  • No thanks! (card game): No Thanks is an easy game to learn, but might be too difficult for younger children just learning their numbers. For older, school age children, No Thanks is a good combination of luck and strategy.
  • Lego tic-tac-toe: While you are packing that DIY lego travel kit, make sure to grab enough blocks for tic-tac-toe. Your child will love your ingenuity and fresh take on this classic game. This could be played with Duplo Legos if your children are too small to safely play with the standard size legos. Always check the age requirements on any toys with small pieces.

Apps for road trips

  • Geo Touch: Learn Geography‬: Great for anyone looking to brush-up on their Geography, Geo Touch makes learning states, countries and capitals easy and fun. It is recommended for ages 4 and older, but adults may be entertained using it as well. If you are driving across the country, this app would be a great way for your child to learn about where they are going, as well as giving them context as to how big states actually are.
  • Smule: Social Karaoke Singing: Got a singer in your midst? With Smule, you can sing along with pre-recorded videos of celebrities (such as Ed Sheeran and Luis Fonsi) as well as some of your favorite Disney characters. Think of Smule like going to your favorite karaoke bar, only with 10 million songs to choose from, the ability to record and add sound effects, or sing a cappella. Sing live with your friends or other enthusiasts around the world. Priced around $20 a month or $99 a year.
  • World Atlas: World Atlas is a fun app that can expand your child’s knowledge of the world as you travel. This app comes with maps, currency, capitals and flags. It may be more appropriate for older kids because of its content and interface.
  • My Car – Mechanics for Kid‪s‬: My Car teaches children how cars work in a fun, engaging way, and is appropriate for anyone 4 and up. Developed alongside a team of engineers, it explains such things as how engines work, why cars need gas and oil, as well as how brakes work. However, it is not just a question and answer app. Your child can also design their own car, change its engine noises, as well as diagnose and fix problems that may affect their designed car.
  • Skybrary – Kids Books & Video‪s‬: Whether your kid is an avid or budding reader, Skybrary comes with almost a thousand interactive books and videos that make reading fun. Hosted by LeVar Burton of Reading Rainbow, Skybrary can make packing for your next long car ride quite a bit easier. The first month is free, but after that you can choose to do a yearly subscription or a monthly one of $4.99.

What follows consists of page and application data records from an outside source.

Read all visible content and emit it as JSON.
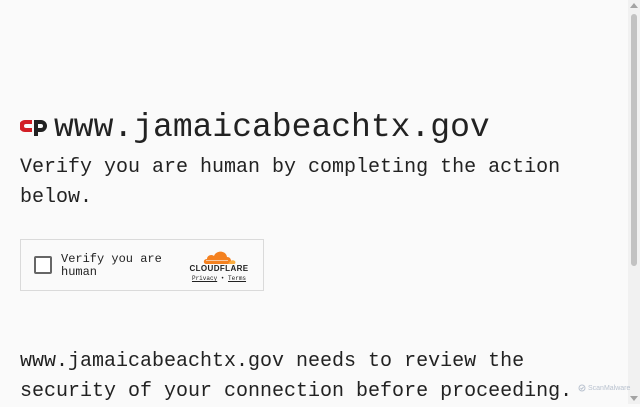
{
  "site": {
    "domain": "www.jamaicabeachtx.gov",
    "logo_icon": "cloudflare-challenge-logo-icon"
  },
  "challenge": {
    "prompt": "Verify you are human by completing the action below.",
    "widget": {
      "checkbox_label": "Verify you are human",
      "brand": "CLOUDFLARE",
      "privacy_link": "Privacy",
      "separator": "•",
      "terms_link": "Terms"
    },
    "review_message": "www.jamaicabeachtx.gov needs to review the security of your connection before proceeding."
  },
  "watermark": {
    "text": "ScanMalware"
  },
  "colors": {
    "accent_red": "#d21f26",
    "cloud_orange": "#f48120",
    "cloud_light_orange": "#faad3f",
    "background": "#fafafa",
    "text": "#222222"
  }
}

Bottom line

Car trips don’t have to be stressful or boring. As long as both you and your child have options, the next time you get in the car may actually be enjoyable for both of you.

Although it may be tempting to ‘surprise’ your child with everything they will be able to do while you are driving, we recommend you tell them about most of the things they have to look forward to in advance. This will keep the questions to a minimum (reducing your stress) and keep them excited for what is to come along the trip.

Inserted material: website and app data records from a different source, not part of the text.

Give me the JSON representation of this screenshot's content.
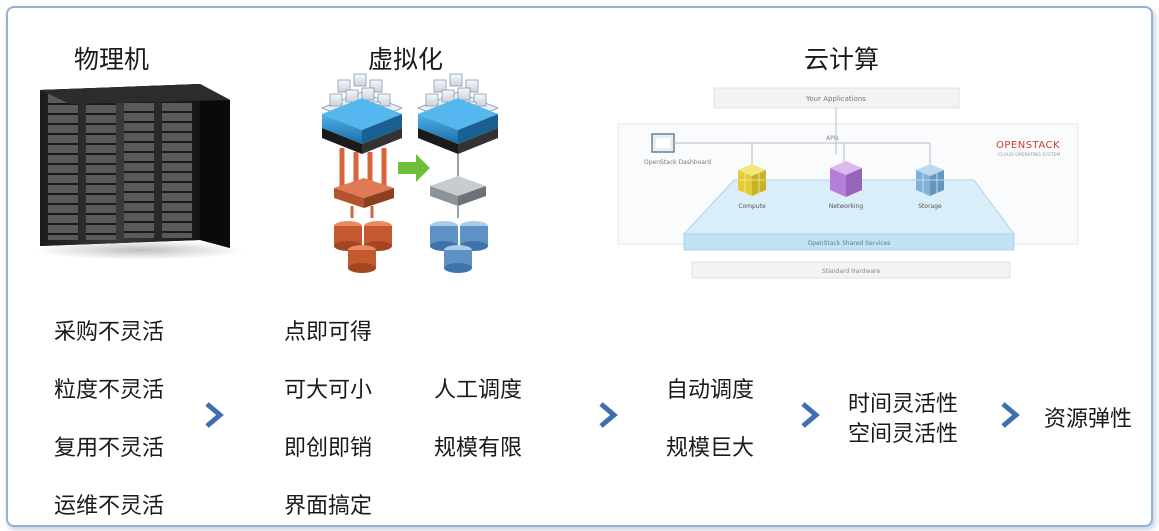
{
  "headings": {
    "physical": "物理机",
    "virtual": "虚拟化",
    "cloud": "云计算"
  },
  "physical_items": [
    "采购不灵活",
    "粒度不灵活",
    "复用不灵活",
    "运维不灵活"
  ],
  "virtual_items": [
    "点即可得",
    "可大可小",
    "即创即销",
    "界面搞定"
  ],
  "virtual_limits": [
    "人工调度",
    "规模有限"
  ],
  "cloud_items": [
    "自动调度",
    "规模巨大"
  ],
  "flex_items": [
    "时间灵活性",
    "空间灵活性"
  ],
  "result": "资源弹性",
  "openstack": {
    "logo": "OPENSTACK",
    "tagline": "CLOUD OPERATING SYSTEM",
    "apps": "Your Applications",
    "dashboard": "OpenStack Dashboard",
    "apis": "APIs",
    "compute": "Compute",
    "networking": "Networking",
    "storage": "Storage",
    "shared": "OpenStack Shared Services",
    "hardware": "Standard Hardware"
  },
  "colors": {
    "arrow": "#3f6fb0",
    "frame": "#8fb2d6",
    "compute": "#e8d64a",
    "networking": "#b57fd8",
    "storage": "#7fb2d8",
    "platform": "#bfe3f3",
    "openstack_red": "#d23a2a"
  }
}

If you decide to try out a lot of the things we listed above, we also strongly consider creating time limits— meaning they must play with one game for a minimum amount of time while you’re on the road before moving to the next thing. This can keep them focused and calm, following defined timelines for play and interaction.

As much as possible, keep everything within reach or easily accessible so you are not stressed finding everything (it is important that you are able to stay calm, too). You may even prefer having everything close enough that your child can access everything on their own. Of course, with a long car ride this may not be possible for everything you bring along, and some items may need supervision from an adult, but you can probably keep at least a few things handy.

With activities like these, children of all ages can be entertained and engaged on long road trips, thus helping keep stress low and positive memories high.